For a little perspective on where we are in the jobs cycle, there is no better source than Calculated Risk, which notes that since employment bottomed in February 2010, the economy has added 3.17 million jobs (3.66 million private sector jobs added, and 510,000 public sector jobs lost). However, there are still 5.2 million fewer private sector jobs now than when the recession started and 5.6 million fewer total jobs.

Like the overall economy, the jobs market has made progress, but has a long way to go. Just ask Federal Reserve Chairman Ben Bernanke, who was guarded in his Congressional testimony last week. On employment, Bernanke warned that we shouldn't count on a consistent stream of 200,000 months. "The recovery of the U.S. economy continues, but the pace of expansion has been uneven and modest by historical standards."

To put a finer point to Bernanke's words, according recent research, the pace of growth in the current recovery is pretty lame by historic standards. In first 10 quarters after the two previous major recessions, which ended in 1975 and 1982, the economy grew by 13.4 percent; while in the aftermath of this recession, the economy grew by only 6.2 percent.

The economy is weak enough that Bernanke reiterated the need for exceptionally low interest rates, though not so bad that he mentioned any additional stimulus measures (no QE3 yet!) Other areas of concern for the Fed include household spending and consumer sentiment, which are only growing "moderately" and are being held down by housing, which is constrained by tight lending standards and falling prices.

Last week, data confirmed the national housing malaise: According to the Standard & Poor's/Case-Shiller home-price index, U.S. home prices ended 2011 lower than they began that year, with prices down 4 percent nationally last year. In real terms (adjusted for inflation), and as a price-to-rent ratio, house prices are now back to 1998 and 1999 levels. Poof -- the gains of an entire decade have been wiped out!

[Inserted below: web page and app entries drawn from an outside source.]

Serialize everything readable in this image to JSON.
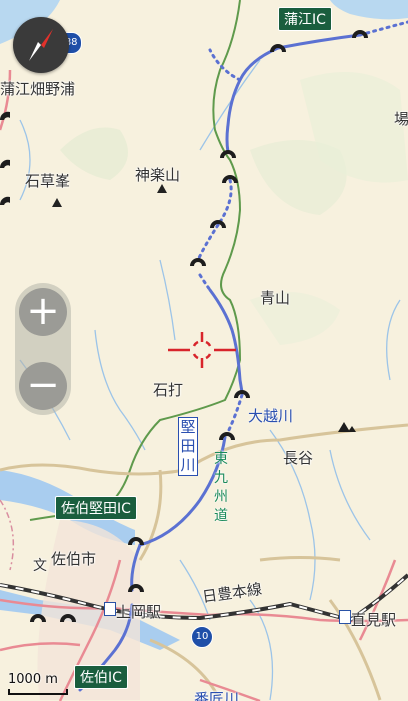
{
  "map": {
    "labels": {
      "kamaeic_top": "蒲江IC",
      "kamae_hatano": "蒲江畑野浦",
      "ishikusamine": "石草峯",
      "kaguraya": "神楽山",
      "aoyama": "青山",
      "ishiuchi": "石打",
      "okoshigawa": "大越川",
      "hase": "長谷",
      "saiki_katada_ic": "佐伯堅田IC",
      "saiki_city": "佐伯市",
      "kamioka_station": "上岡駅",
      "nippo_line": "日豊本線",
      "naomi_station": "直見駅",
      "saiki_ic": "佐伯IC",
      "katada_river": "堅田川",
      "higashi_kyushu_road": "東九州道",
      "ba_edge": "場",
      "bunkyo_mark": "文",
      "bottom_cut": "番匠川"
    },
    "shields": {
      "route_388": "388",
      "route_10": "10"
    },
    "scale": {
      "label": "1000 m"
    },
    "controls": {
      "zoom_in": "+",
      "zoom_out": "−"
    }
  }
}
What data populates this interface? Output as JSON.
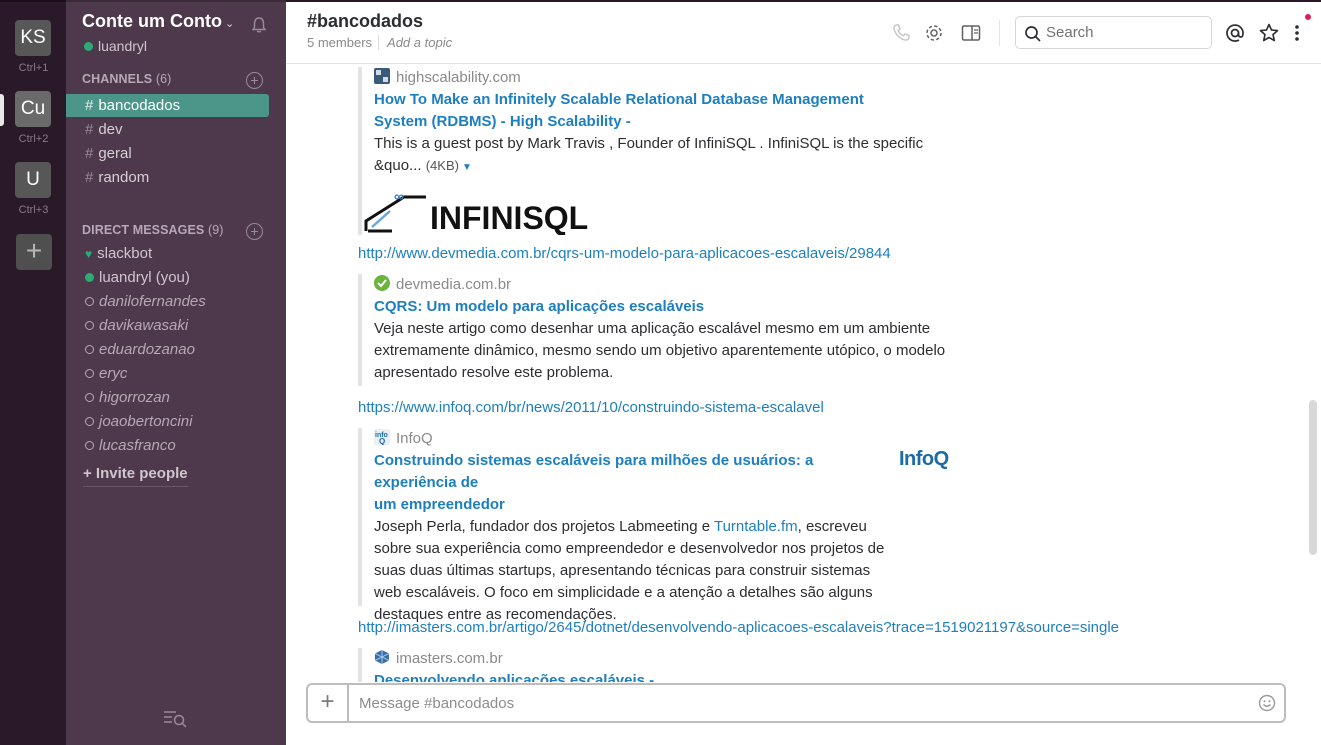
{
  "workspaces": [
    {
      "initials": "KS",
      "shortcut": "Ctrl+1"
    },
    {
      "initials": "Cu",
      "shortcut": "Ctrl+2"
    },
    {
      "initials": "U",
      "shortcut": "Ctrl+3"
    }
  ],
  "add_workspace": "+",
  "team": {
    "name": "Conte um Conto",
    "user": "luandryl"
  },
  "channels": {
    "label": "CHANNELS",
    "count": "(6)",
    "items": [
      "bancodados",
      "dev",
      "geral",
      "random"
    ]
  },
  "direct_messages": {
    "label": "DIRECT MESSAGES",
    "count": "(9)",
    "items": [
      "slackbot",
      "luandryl (you)",
      "danilofernandes",
      "davikawasaki",
      "eduardozanao",
      "eryc",
      "higorrozan",
      "joaobertoncini",
      "lucasfranco"
    ]
  },
  "invite_label": "+ Invite people",
  "header": {
    "title": "#bancodados",
    "members": "5 members",
    "topic": "Add a topic",
    "search_placeholder": "Search"
  },
  "messages": {
    "att1": {
      "source": "highscalability.com",
      "title_line1": "How To Make an Infinitely Scalable Relational Database Management",
      "title_line2": "System (RDBMS) - High Scalability -",
      "text_line1": "This is a guest post by Mark Travis , Founder of InfiniSQL . InfiniSQL is the specific",
      "text_line2": "&quo...",
      "size": "(4KB)",
      "logo_text": "INFINISQL"
    },
    "link2": "http://www.devmedia.com.br/cqrs-um-modelo-para-aplicacoes-escalaveis/29844",
    "att2": {
      "source": "devmedia.com.br",
      "title": "CQRS: Um modelo para aplicações escaláveis",
      "text_line1": "Veja neste artigo como desenhar uma aplicação escalável mesmo em um ambiente",
      "text_line2": "extremamente dinâmico, mesmo sendo um objetivo aparentemente utópico, o modelo",
      "text_line3": "apresentado resolve este problema."
    },
    "link3": "https://www.infoq.com/br/news/2011/10/construindo-sistema-escalavel",
    "att3": {
      "source": "InfoQ",
      "title_line1": "Construindo sistemas escaláveis para milhões de usuários: a experiência de",
      "title_line2": "um empreendedor",
      "text_line1_pre": "Joseph Perla, fundador dos projetos Labmeeting e ",
      "text_line1_link": "Turntable.fm",
      "text_line1_post": ", escreveu",
      "text_line2": "sobre sua experiência como empreendedor e desenvolvedor nos projetos de",
      "text_line3": "suas duas últimas startups, apresentando técnicas para construir sistemas",
      "text_line4": "web escaláveis. O foco em simplicidade e a atenção a detalhes são alguns",
      "text_line5": "destaques entre as recomendações.",
      "logo_text": "InfoQ"
    },
    "link4": "http://imasters.com.br/artigo/2645/dotnet/desenvolvendo-aplicacoes-escalaveis?trace=1519021197&source=single",
    "att4": {
      "source": "imasters.com.br",
      "title": "Desenvolvendo aplicações escaláveis -"
    }
  },
  "composer": {
    "placeholder": "Message #bancodados",
    "plus": "+"
  },
  "colors": {
    "sidebar_bg": "#4d394b",
    "workspace_bg": "#2a1a29",
    "active_channel": "#4c9689",
    "link": "#1d7fbf",
    "presence_online": "#2bac76"
  }
}
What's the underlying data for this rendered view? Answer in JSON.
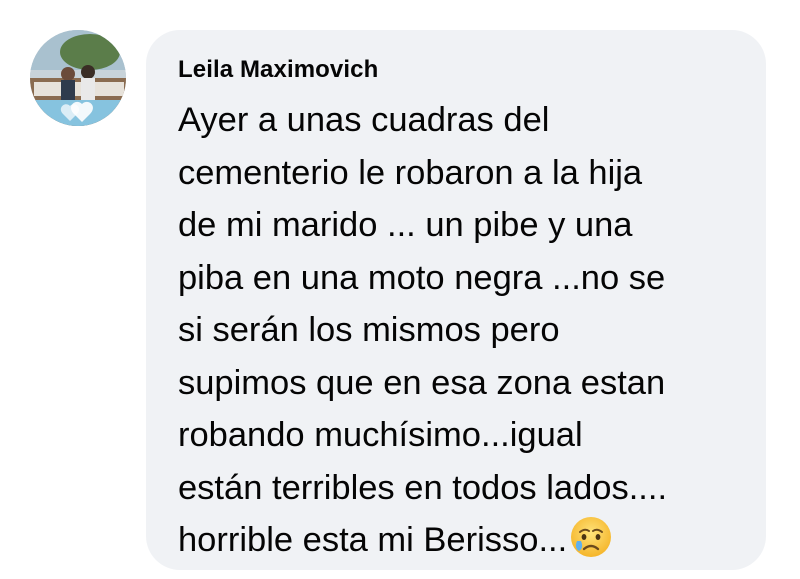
{
  "comment": {
    "author": "Leila Maximovich",
    "lines": [
      "Ayer a unas cuadras del",
      "cementerio le robaron a la hija",
      "de mi marido ... un pibe y una",
      "piba en una moto negra ...no se",
      "si serán los mismos pero",
      "supimos que en esa zona estan",
      "robando muchísimo...igual",
      "están terribles en todos lados....",
      "horrible esta mi Berisso..."
    ],
    "emoji_icon": "sad-but-relieved-face-icon"
  },
  "colors": {
    "bubble_bg": "#f0f2f5",
    "text": "#050505",
    "page_bg": "#ffffff"
  }
}
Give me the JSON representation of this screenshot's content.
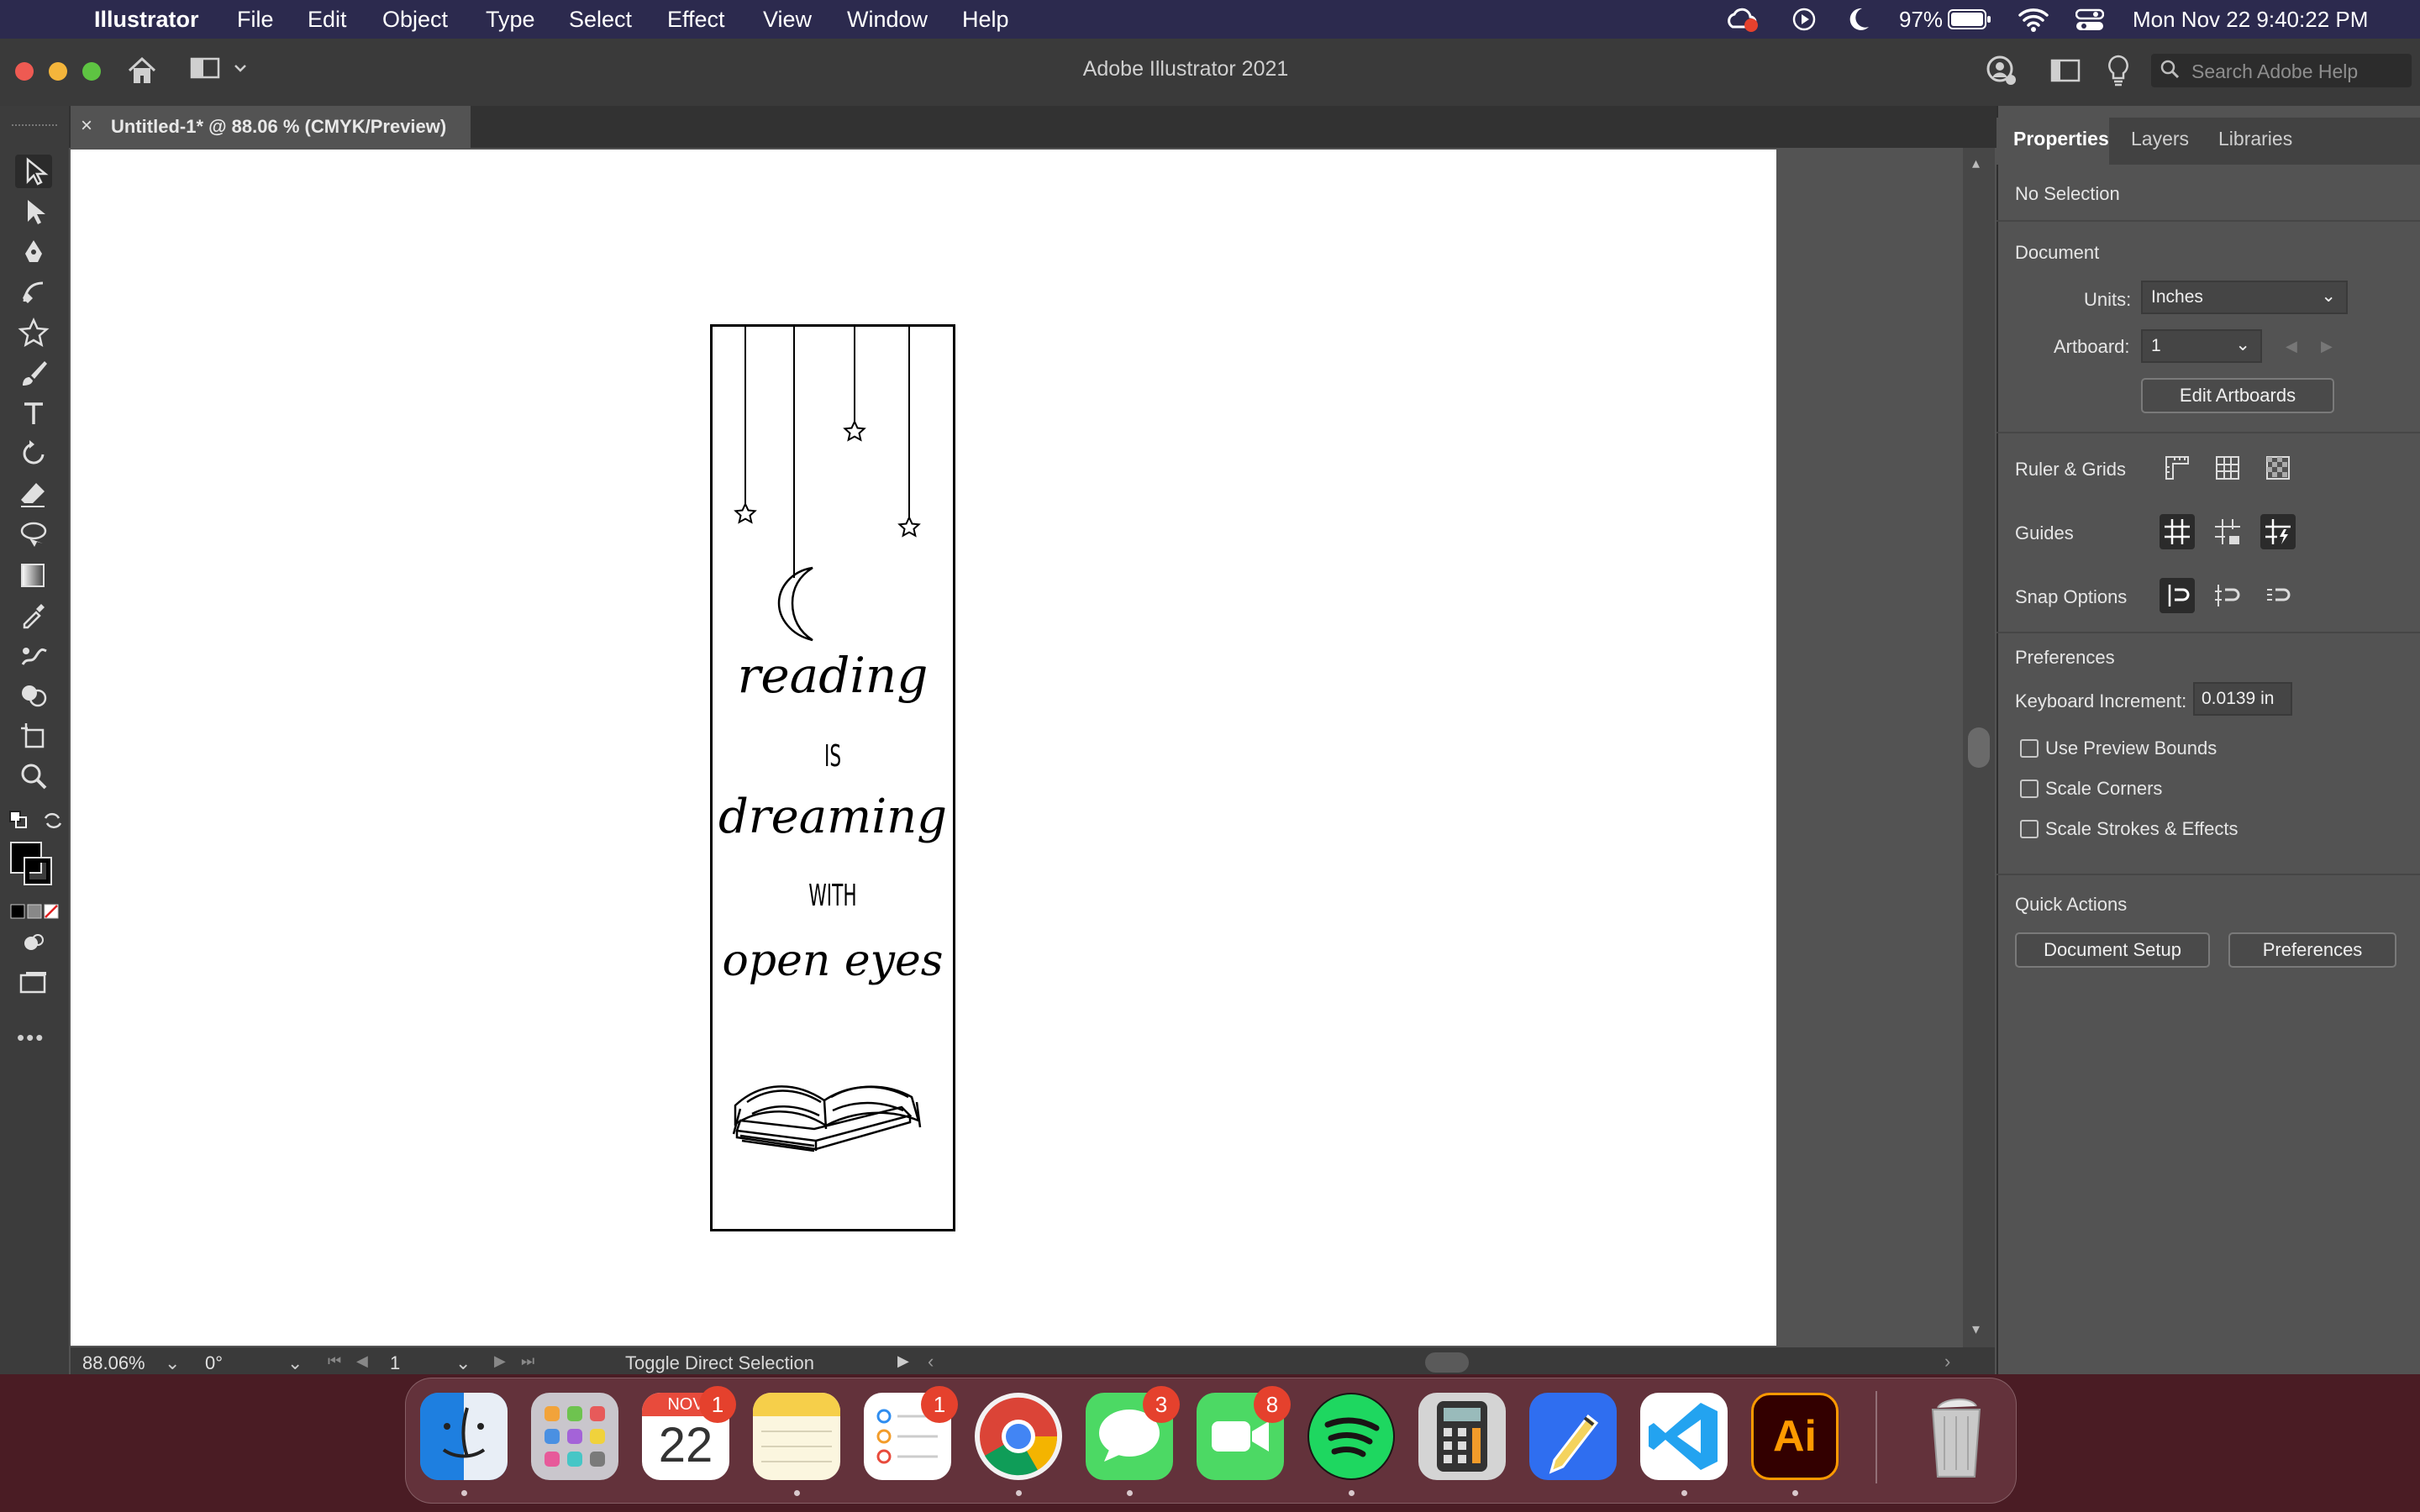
{
  "menubar": {
    "app_name": "Illustrator",
    "items": [
      "File",
      "Edit",
      "Object",
      "Type",
      "Select",
      "Effect",
      "View",
      "Window",
      "Help"
    ],
    "battery": "97%",
    "datetime": "Mon Nov 22  9:40:22 PM"
  },
  "window": {
    "title": "Adobe Illustrator 2021",
    "search_placeholder": "Search Adobe Help"
  },
  "document_tab": {
    "title": "Untitled-1* @ 88.06 % (CMYK/Preview)",
    "close": "×"
  },
  "artwork": {
    "word1": "reading",
    "word2": "IS",
    "word3": "dreaming",
    "word4": "WITH",
    "word5": "open eyes"
  },
  "statusbar": {
    "zoom": "88.06%",
    "rotation": "0°",
    "artboard": "1",
    "tool_hint": "Toggle Direct Selection"
  },
  "panel": {
    "tabs": [
      "Properties",
      "Layers",
      "Libraries"
    ],
    "selection": "No Selection",
    "document_heading": "Document",
    "units_label": "Units:",
    "units_value": "Inches",
    "artboard_label": "Artboard:",
    "artboard_value": "1",
    "edit_artboards": "Edit Artboards",
    "ruler_grids": "Ruler & Grids",
    "guides": "Guides",
    "snap_options": "Snap Options",
    "preferences_heading": "Preferences",
    "keyboard_increment_label": "Keyboard Increment:",
    "keyboard_increment_value": "0.0139 in",
    "checkboxes": [
      "Use Preview Bounds",
      "Scale Corners",
      "Scale Strokes & Effects"
    ],
    "quick_actions": "Quick Actions",
    "document_setup": "Document Setup",
    "preferences_button": "Preferences"
  },
  "dock": {
    "calendar_month": "NOV",
    "calendar_day": "22",
    "badges": {
      "calendar": "1",
      "reminders": "1",
      "messages": "3",
      "facetime": "8"
    },
    "illustrator_label": "Ai"
  }
}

Additionally, many would-be buyers are struggling under mortgage debt. Mortgage data firm CoreLogic reported that 11.1 million of homeowners owed more on their mortgages than their homes were worth in the fourth quarter. That means that 22.8 percent of all residential properties with a mortgage are underwater and that share has barely budged since the recovery started in 2009.

Perhaps because of these macro factors, in addition to the ever-constant worries over Europe and surging oil and gas prices, the recent stock market rally is not causing widespread enthusiasm. In fact, according to Barron's, 40 of the largest wealth-management firms have downshifted the risk in their current asset-allocation models. Average stock allocation is now 45 percent from 49 percent a year ago, average fixed-income exposure has increased to 34 percent from 30 percent and cash holdings have increased to 4.3 percent from 1.6 percent. Some might see that as a buy signal -- after all, the pros haven't always been spot-on with market calls.

-- DJIA: 12,977, down .04% on week, up 6.2% on year

-- S&P 500: 1,369, up .3%, up 8.9% on year

-- NASDAQ: 2,976, up .4%, up 14.2% on year

-- April Crude Oil: $106.70, down 2.8% on week

-- April Gold: $1,709.80, down 3.7% on the week

-- AAA National Average Price for Gallon of Regular Gas: $3.76 (up from $3.45 a month ago)


Mon 3/5:

10:00 ISM Non-Manufacturing

Weds 3/7:

7:00 Weekly mortgage applications

8:15 ADP Private Employment Report

8:30 Q4 Productivity and unit labor costs (revised)

3:00 Consumer Credit

Thurs 3/8:

200B euro private sector Greek bond swap

ECB rate meeting

8:30 Weekly Claims

12:00 Federal Reserve Q4 Flow of Funds

Fri 3/9:

8:30 February Jobs report

8:30 Trade Balance

10:00 Monthly Wholesale Trade: Sales and Inventories

  • Jill Schlesinger On Twitter»

    View all articles by Jill Schlesinger on CBS MoneyWatch »
    Jill Schlesinger, CFP®, is the Emmy-nominated, Business Analyst for CBS News. She covers the economy, markets, investing and anything else with a dollar sign on TV, radio (including her nationally syndicated radio show), the web and her blog, "Jill on Money." Prior to her second career at CBS, Jill spent 14 years as the co-owner and Chief Investment Officer for an independent investment advisory firm. She began her career as a self-employed options trader on the Commodities Exchange of New York, following her graduation from Brown University.